> Records for this task
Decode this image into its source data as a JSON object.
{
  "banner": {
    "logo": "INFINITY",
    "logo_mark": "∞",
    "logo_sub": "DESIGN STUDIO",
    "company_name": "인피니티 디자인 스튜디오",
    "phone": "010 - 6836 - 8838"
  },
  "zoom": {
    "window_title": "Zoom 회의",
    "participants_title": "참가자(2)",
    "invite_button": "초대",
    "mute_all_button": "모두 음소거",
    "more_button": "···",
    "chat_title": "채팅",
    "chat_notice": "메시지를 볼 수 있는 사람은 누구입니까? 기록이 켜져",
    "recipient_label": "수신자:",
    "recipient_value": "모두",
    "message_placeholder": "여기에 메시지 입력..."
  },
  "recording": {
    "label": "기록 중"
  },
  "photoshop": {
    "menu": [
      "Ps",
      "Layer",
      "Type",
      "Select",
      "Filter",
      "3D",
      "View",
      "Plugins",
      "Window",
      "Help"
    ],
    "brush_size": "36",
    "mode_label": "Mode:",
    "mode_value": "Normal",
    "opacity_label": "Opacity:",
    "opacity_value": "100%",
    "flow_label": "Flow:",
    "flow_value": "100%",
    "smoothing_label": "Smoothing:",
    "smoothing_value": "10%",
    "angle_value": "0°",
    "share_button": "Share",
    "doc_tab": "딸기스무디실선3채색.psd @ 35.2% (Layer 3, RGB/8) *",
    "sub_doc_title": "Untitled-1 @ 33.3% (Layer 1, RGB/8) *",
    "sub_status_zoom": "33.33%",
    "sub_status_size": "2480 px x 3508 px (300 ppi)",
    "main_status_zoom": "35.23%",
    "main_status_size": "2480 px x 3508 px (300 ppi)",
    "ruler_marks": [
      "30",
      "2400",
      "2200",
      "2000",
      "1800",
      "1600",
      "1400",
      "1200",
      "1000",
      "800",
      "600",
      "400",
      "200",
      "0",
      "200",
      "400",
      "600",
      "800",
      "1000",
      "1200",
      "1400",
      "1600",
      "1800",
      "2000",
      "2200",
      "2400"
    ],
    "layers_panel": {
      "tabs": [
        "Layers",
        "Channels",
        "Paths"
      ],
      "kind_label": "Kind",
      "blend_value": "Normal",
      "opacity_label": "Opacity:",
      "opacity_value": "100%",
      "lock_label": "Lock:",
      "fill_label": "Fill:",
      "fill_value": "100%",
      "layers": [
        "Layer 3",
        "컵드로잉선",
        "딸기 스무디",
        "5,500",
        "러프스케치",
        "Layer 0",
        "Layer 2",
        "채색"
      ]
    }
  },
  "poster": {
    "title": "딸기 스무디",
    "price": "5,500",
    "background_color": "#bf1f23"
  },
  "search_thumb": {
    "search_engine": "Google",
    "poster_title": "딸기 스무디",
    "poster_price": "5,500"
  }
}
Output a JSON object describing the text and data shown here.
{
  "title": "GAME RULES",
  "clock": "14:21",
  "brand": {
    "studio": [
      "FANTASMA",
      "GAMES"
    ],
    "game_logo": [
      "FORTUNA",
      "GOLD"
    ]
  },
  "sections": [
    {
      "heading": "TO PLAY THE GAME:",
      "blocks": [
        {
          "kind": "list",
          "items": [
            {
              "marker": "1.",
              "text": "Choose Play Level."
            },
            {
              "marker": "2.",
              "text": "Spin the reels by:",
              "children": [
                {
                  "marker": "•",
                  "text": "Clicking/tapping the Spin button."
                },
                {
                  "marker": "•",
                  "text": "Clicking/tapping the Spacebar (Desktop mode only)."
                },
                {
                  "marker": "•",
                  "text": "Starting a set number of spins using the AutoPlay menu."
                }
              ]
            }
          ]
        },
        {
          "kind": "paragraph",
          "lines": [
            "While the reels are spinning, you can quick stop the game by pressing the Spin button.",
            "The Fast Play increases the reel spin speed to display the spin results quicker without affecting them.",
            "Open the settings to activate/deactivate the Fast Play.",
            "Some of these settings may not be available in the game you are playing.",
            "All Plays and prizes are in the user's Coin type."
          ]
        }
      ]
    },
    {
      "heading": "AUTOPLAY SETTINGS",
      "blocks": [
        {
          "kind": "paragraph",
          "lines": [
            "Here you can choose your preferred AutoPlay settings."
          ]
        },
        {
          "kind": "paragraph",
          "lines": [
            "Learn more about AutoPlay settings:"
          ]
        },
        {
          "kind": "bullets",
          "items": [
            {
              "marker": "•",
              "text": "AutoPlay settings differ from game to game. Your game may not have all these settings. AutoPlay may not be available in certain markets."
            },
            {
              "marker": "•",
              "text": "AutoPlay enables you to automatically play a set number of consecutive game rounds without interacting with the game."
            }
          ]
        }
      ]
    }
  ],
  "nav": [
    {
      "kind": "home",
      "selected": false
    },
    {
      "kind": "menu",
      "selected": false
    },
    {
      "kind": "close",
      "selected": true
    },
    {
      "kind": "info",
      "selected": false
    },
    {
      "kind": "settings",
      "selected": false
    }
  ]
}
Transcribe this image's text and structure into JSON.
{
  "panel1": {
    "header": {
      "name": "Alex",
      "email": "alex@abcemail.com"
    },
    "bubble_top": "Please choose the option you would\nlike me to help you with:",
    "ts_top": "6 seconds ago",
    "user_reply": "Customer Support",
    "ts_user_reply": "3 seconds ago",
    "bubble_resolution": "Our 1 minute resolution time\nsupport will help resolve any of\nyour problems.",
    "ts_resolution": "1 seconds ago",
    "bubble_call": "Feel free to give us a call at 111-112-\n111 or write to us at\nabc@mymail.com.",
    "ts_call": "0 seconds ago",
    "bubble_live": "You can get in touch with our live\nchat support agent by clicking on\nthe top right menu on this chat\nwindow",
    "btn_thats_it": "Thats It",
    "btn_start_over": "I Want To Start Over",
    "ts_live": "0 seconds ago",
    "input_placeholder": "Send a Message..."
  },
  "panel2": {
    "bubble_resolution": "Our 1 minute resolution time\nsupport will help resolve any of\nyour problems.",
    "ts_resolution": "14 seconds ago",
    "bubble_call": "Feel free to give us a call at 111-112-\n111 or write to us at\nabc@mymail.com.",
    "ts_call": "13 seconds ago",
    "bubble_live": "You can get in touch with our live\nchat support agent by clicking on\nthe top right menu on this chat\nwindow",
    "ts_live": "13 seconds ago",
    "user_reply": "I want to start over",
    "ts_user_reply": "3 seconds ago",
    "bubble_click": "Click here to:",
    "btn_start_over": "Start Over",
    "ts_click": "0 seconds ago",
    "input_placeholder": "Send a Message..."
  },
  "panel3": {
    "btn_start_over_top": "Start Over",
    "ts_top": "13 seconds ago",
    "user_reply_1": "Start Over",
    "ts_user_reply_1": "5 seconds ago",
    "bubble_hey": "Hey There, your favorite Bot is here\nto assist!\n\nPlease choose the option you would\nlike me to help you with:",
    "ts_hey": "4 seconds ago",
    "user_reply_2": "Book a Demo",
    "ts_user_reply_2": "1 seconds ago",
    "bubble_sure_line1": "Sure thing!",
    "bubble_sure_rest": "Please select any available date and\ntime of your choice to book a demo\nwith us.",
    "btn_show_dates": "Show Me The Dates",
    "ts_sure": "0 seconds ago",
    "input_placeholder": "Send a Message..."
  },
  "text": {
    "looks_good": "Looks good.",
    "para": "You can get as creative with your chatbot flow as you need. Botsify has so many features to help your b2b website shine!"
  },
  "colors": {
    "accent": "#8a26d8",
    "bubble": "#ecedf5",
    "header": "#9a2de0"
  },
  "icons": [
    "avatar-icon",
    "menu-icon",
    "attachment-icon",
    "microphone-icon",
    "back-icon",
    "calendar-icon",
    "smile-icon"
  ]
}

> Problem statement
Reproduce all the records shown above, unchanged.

> Finished exercise
Decode this image into its source data as a JSON object.
{
  "banner": {
    "logo": "INFINITY",
    "logo_mark": "∞",
    "logo_sub": "DESIGN STUDIO",
    "company_name": "인피니티 디자인 스튜디오",
    "phone": "010 - 6836 - 8838"
  },
  "zoom": {
    "window_title": "Zoom 회의",
    "participants_title": "참가자(2)",
    "invite_button": "초대",
    "mute_all_button": "모두 음소거",
    "more_button": "···",
    "chat_title": "채팅",
    "chat_notice": "메시지를 볼 수 있는 사람은 누구입니까? 기록이 켜져",
    "recipient_label": "수신자:",
    "recipient_value": "모두",
    "message_placeholder": "여기에 메시지 입력..."
  },
  "recording": {
    "label": "기록 중"
  },
  "photoshop": {
    "menu": [
      "Ps",
      "Layer",
      "Type",
      "Select",
      "Filter",
      "3D",
      "View",
      "Plugins",
      "Window",
      "Help"
    ],
    "brush_size": "36",
    "mode_label": "Mode:",
    "mode_value": "Normal",
    "opacity_label": "Opacity:",
    "opacity_value": "100%",
    "flow_label": "Flow:",
    "flow_value": "100%",
    "smoothing_label": "Smoothing:",
    "smoothing_value": "10%",
    "angle_value": "0°",
    "share_button": "Share",
    "doc_tab": "딸기스무디실선3채색.psd @ 35.2% (Layer 3, RGB/8) *",
    "sub_doc_title": "Untitled-1 @ 33.3% (Layer 1, RGB/8) *",
    "sub_status_zoom": "33.33%",
    "sub_status_size": "2480 px x 3508 px (300 ppi)",
    "main_status_zoom": "35.23%",
    "main_status_size": "2480 px x 3508 px (300 ppi)",
    "ruler_marks": [
      "30",
      "2400",
      "2200",
      "2000",
      "1800",
      "1600",
      "1400",
      "1200",
      "1000",
      "800",
      "600",
      "400",
      "200",
      "0",
      "200",
      "400",
      "600",
      "800",
      "1000",
      "1200",
      "1400",
      "1600",
      "1800",
      "2000",
      "2200",
      "2400"
    ],
    "layers_panel": {
      "tabs": [
        "Layers",
        "Channels",
        "Paths"
      ],
      "kind_label": "Kind",
      "blend_value": "Normal",
      "opacity_label": "Opacity:",
      "opacity_value": "100%",
      "lock_label": "Lock:",
      "fill_label": "Fill:",
      "fill_value": "100%",
      "layers": [
        "Layer 3",
        "컵드로잉선",
        "딸기 스무디",
        "5,500",
        "러프스케치",
        "Layer 0",
        "Layer 2",
        "채색"
      ]
    }
  },
  "poster": {
    "title": "딸기 스무디",
    "price": "5,500",
    "background_color": "#bf1f23"
  },
  "search_thumb": {
    "search_engine": "Google",
    "poster_title": "딸기 스무디",
    "poster_price": "5,500"
  }
}
Output a JSON object describing the text and data shown here.
{
  "title": "GAME RULES",
  "clock": "14:21",
  "brand": {
    "studio": [
      "FANTASMA",
      "GAMES"
    ],
    "game_logo": [
      "FORTUNA",
      "GOLD"
    ]
  },
  "sections": [
    {
      "heading": "TO PLAY THE GAME:",
      "blocks": [
        {
          "kind": "list",
          "items": [
            {
              "marker": "1.",
              "text": "Choose Play Level."
            },
            {
              "marker": "2.",
              "text": "Spin the reels by:",
              "children": [
                {
                  "marker": "•",
                  "text": "Clicking/tapping the Spin button."
                },
                {
                  "marker": "•",
                  "text": "Clicking/tapping the Spacebar (Desktop mode only)."
                },
                {
                  "marker": "•",
                  "text": "Starting a set number of spins using the AutoPlay menu."
                }
              ]
            }
          ]
        },
        {
          "kind": "paragraph",
          "lines": [
            "While the reels are spinning, you can quick stop the game by pressing the Spin button.",
            "The Fast Play increases the reel spin speed to display the spin results quicker without affecting them.",
            "Open the settings to activate/deactivate the Fast Play.",
            "Some of these settings may not be available in the game you are playing.",
            "All Plays and prizes are in the user's Coin type."
          ]
        }
      ]
    },
    {
      "heading": "AUTOPLAY SETTINGS",
      "blocks": [
        {
          "kind": "paragraph",
          "lines": [
            "Here you can choose your preferred AutoPlay settings."
          ]
        },
        {
          "kind": "paragraph",
          "lines": [
            "Learn more about AutoPlay settings:"
          ]
        },
        {
          "kind": "bullets",
          "items": [
            {
              "marker": "•",
              "text": "AutoPlay settings differ from game to game. Your game may not have all these settings. AutoPlay may not be available in certain markets."
            },
            {
              "marker": "•",
              "text": "AutoPlay enables you to automatically play a set number of consecutive game rounds without interacting with the game."
            }
          ]
        }
      ]
    }
  ],
  "nav": [
    {
      "kind": "home",
      "selected": false
    },
    {
      "kind": "menu",
      "selected": false
    },
    {
      "kind": "close",
      "selected": true
    },
    {
      "kind": "info",
      "selected": false
    },
    {
      "kind": "settings",
      "selected": false
    }
  ]
}
Transcribe this image's text and structure into JSON.
{
  "panel1": {
    "header": {
      "name": "Alex",
      "email": "alex@abcemail.com"
    },
    "bubble_top": "Please choose the option you would\nlike me to help you with:",
    "ts_top": "6 seconds ago",
    "user_reply": "Customer Support",
    "ts_user_reply": "3 seconds ago",
    "bubble_resolution": "Our 1 minute resolution time\nsupport will help resolve any of\nyour problems.",
    "ts_resolution": "1 seconds ago",
    "bubble_call": "Feel free to give us a call at 111-112-\n111 or write to us at\nabc@mymail.com.",
    "ts_call": "0 seconds ago",
    "bubble_live": "You can get in touch with our live\nchat support agent by clicking on\nthe top right menu on this chat\nwindow",
    "btn_thats_it": "Thats It",
    "btn_start_over": "I Want To Start Over",
    "ts_live": "0 seconds ago",
    "input_placeholder": "Send a Message..."
  },
  "panel2": {
    "bubble_resolution": "Our 1 minute resolution time\nsupport will help resolve any of\nyour problems.",
    "ts_resolution": "14 seconds ago",
    "bubble_call": "Feel free to give us a call at 111-112-\n111 or write to us at\nabc@mymail.com.",
    "ts_call": "13 seconds ago",
    "bubble_live": "You can get in touch with our live\nchat support agent by clicking on\nthe top right menu on this chat\nwindow",
    "ts_live": "13 seconds ago",
    "user_reply": "I want to start over",
    "ts_user_reply": "3 seconds ago",
    "bubble_click": "Click here to:",
    "btn_start_over": "Start Over",
    "ts_click": "0 seconds ago",
    "input_placeholder": "Send a Message..."
  },
  "panel3": {
    "btn_start_over_top": "Start Over",
    "ts_top": "13 seconds ago",
    "user_reply_1": "Start Over",
    "ts_user_reply_1": "5 seconds ago",
    "bubble_hey": "Hey There, your favorite Bot is here\nto assist!\n\nPlease choose the option you would\nlike me to help you with:",
    "ts_hey": "4 seconds ago",
    "user_reply_2": "Book a Demo",
    "ts_user_reply_2": "1 seconds ago",
    "bubble_sure_line1": "Sure thing!",
    "bubble_sure_rest": "Please select any available date and\ntime of your choice to book a demo\nwith us.",
    "btn_show_dates": "Show Me The Dates",
    "ts_sure": "0 seconds ago",
    "input_placeholder": "Send a Message..."
  },
  "text": {
    "looks_good": "Looks good.",
    "para": "You can get as creative with your chatbot flow as you need. Botsify has so many features to help your b2b website shine!"
  },
  "colors": {
    "accent": "#8a26d8",
    "bubble": "#ecedf5",
    "header": "#9a2de0"
  },
  "icons": [
    "avatar-icon",
    "menu-icon",
    "attachment-icon",
    "microphone-icon",
    "back-icon",
    "calendar-icon",
    "smile-icon"
  ]
}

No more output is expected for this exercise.